australia could soon ditch the five day workweek. landmark report shares recommendations
In an effort to improve work-life balance, the Senate work and care committee has recommended that Australia trial a four-day workweek across different sectors where employees work for 80% of their ordinary hours while maintaining their full productivity and output and receive their full salary.
Nevertheless, this is just a part of a series of recommendations made by the committee, which was appointed last August to focus on work and care balance.
While the Australian government has committed to increasing the paid parental leave (PPL) to 26 weeks by 2026 – from the current 20 weeks – and wants to pay superannuation on PL, the committee wants the PPL to be doubled to 52 weeks.
Other recommendations in the landmark report submitted by the committee include equal pay for equal work in the gig economy, an increase in remuneration for employees in childcare, disability and aged care, and the right to disconnect by not answering emails or phone calls outside work hours.
The Fair Work Commission must review the operation of the four-day workweek, including whether stronger penalties are required for employers who made staff work long hours, the committee has also proposed.
These all recommendations come as recent research shows companies that took part in the four-day workweek saw their revenue dramatically increase, with staff becoming more productive as well.
Australia was one of the countries involved in the large-scale study, released in December, alongside New Zealand, Canada, Ireland, the UK, and the US. Over a course of 10 months, roughly 1,000 employees at 33 companies in different sectors took part in the trial.

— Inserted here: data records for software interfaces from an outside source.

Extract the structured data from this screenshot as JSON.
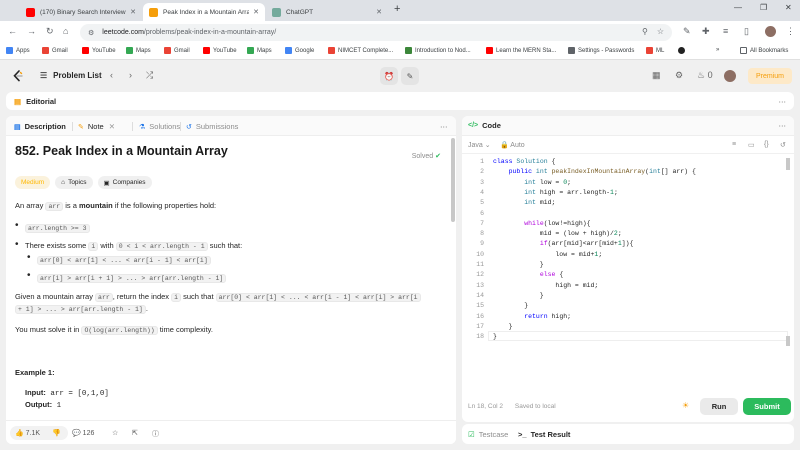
{
  "browser": {
    "tabs": [
      {
        "title": "(170) Binary Search Interview G",
        "favicon_color": "#ff0000"
      },
      {
        "title": "Peak Index in a Mountain Array",
        "favicon_color": "#f59e0b"
      },
      {
        "title": "ChatGPT",
        "favicon_color": "#74aa9c"
      }
    ],
    "url_host": "leetcode.com",
    "url_path": "/problems/peak-index-in-a-mountain-array/",
    "bookmarks": [
      {
        "label": "Apps",
        "color": "#4285f4"
      },
      {
        "label": "Gmail",
        "color": "#ea4335"
      },
      {
        "label": "YouTube",
        "color": "#ff0000"
      },
      {
        "label": "Maps",
        "color": "#34a853"
      },
      {
        "label": "Gmail",
        "color": "#ea4335"
      },
      {
        "label": "YouTube",
        "color": "#ff0000"
      },
      {
        "label": "Maps",
        "color": "#34a853"
      },
      {
        "label": "Google",
        "color": "#4285f4"
      },
      {
        "label": "NIMCET Complete...",
        "color": "#ea4335"
      },
      {
        "label": "Introduction to Nod...",
        "color": "#3c873a"
      },
      {
        "label": "Learn the MERN Sta...",
        "color": "#ff0000"
      },
      {
        "label": "Settings - Passwords",
        "color": "#5f6368"
      },
      {
        "label": "ML",
        "color": "#ea4335"
      }
    ],
    "all_bookmarks": "All Bookmarks"
  },
  "header": {
    "problem_list": "Problem List",
    "streak": "0",
    "premium": "Premium"
  },
  "editorial": {
    "label": "Editorial"
  },
  "left_tabs": {
    "description": "Description",
    "note": "Note",
    "solutions": "Solutions",
    "submissions": "Submissions"
  },
  "problem": {
    "title": "852. Peak Index in a Mountain Array",
    "status": "Solved",
    "difficulty": "Medium",
    "tags_label": "Topics",
    "companies_label": "Companies",
    "intro_pre": "An array ",
    "intro_code": "arr",
    "intro_mid": " is a ",
    "intro_bold": "mountain",
    "intro_post": " if the following properties hold:",
    "bullet1_code": "arr.length >= 3",
    "bullet2_pre": "There exists some ",
    "bullet2_code1": "i",
    "bullet2_mid": " with ",
    "bullet2_code2": "0 < i < arr.length - 1",
    "bullet2_post": " such that:",
    "sub1_code": "arr[0] < arr[1] < ... < arr[i - 1] < arr[i]",
    "sub2_code": "arr[i] > arr[i + 1] > ... > arr[arr.length - 1]",
    "given_pre": "Given a mountain array ",
    "given_code1": "arr",
    "given_mid": ", return the index ",
    "given_code2": "i",
    "given_mid2": " such that ",
    "given_code3": "arr[0] < arr[1] < ... < arr[i - 1] < arr[i] > arr[i",
    "given_code4": "+ 1] > ... > arr[arr.length - 1]",
    "given_post": ".",
    "solve_pre": "You must solve it in ",
    "solve_code": "O(log(arr.length))",
    "solve_post": " time complexity.",
    "example_title": "Example 1:",
    "input_label": "Input:",
    "input_value": "arr = [0,1,0]",
    "output_label": "Output:",
    "output_value": "1"
  },
  "footer": {
    "likes": "7.1K",
    "comments": "126"
  },
  "code_panel": {
    "title": "Code",
    "language": "Java",
    "mode": "Auto",
    "status_pos": "Ln 18, Col 2",
    "status_saved": "Saved to local",
    "run": "Run",
    "submit": "Submit"
  },
  "code_lines": [
    "class Solution {",
    "    public int peakIndexInMountainArray(int[] arr) {",
    "        int low = 0;",
    "        int high = arr.length-1;",
    "        int mid;",
    "",
    "        while(low!=high){",
    "            mid = (low + high)/2;",
    "            if(arr[mid]<arr[mid+1]){",
    "                low = mid+1;",
    "            }",
    "            else {",
    "                high = mid;",
    "            }",
    "        }",
    "        return high;",
    "    }",
    "}"
  ],
  "bottom_tabs": {
    "testcase": "Testcase",
    "test_result": "Test Result"
  }
}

Also Read:- In Madagascar, 22 migrants died when a boat capsized off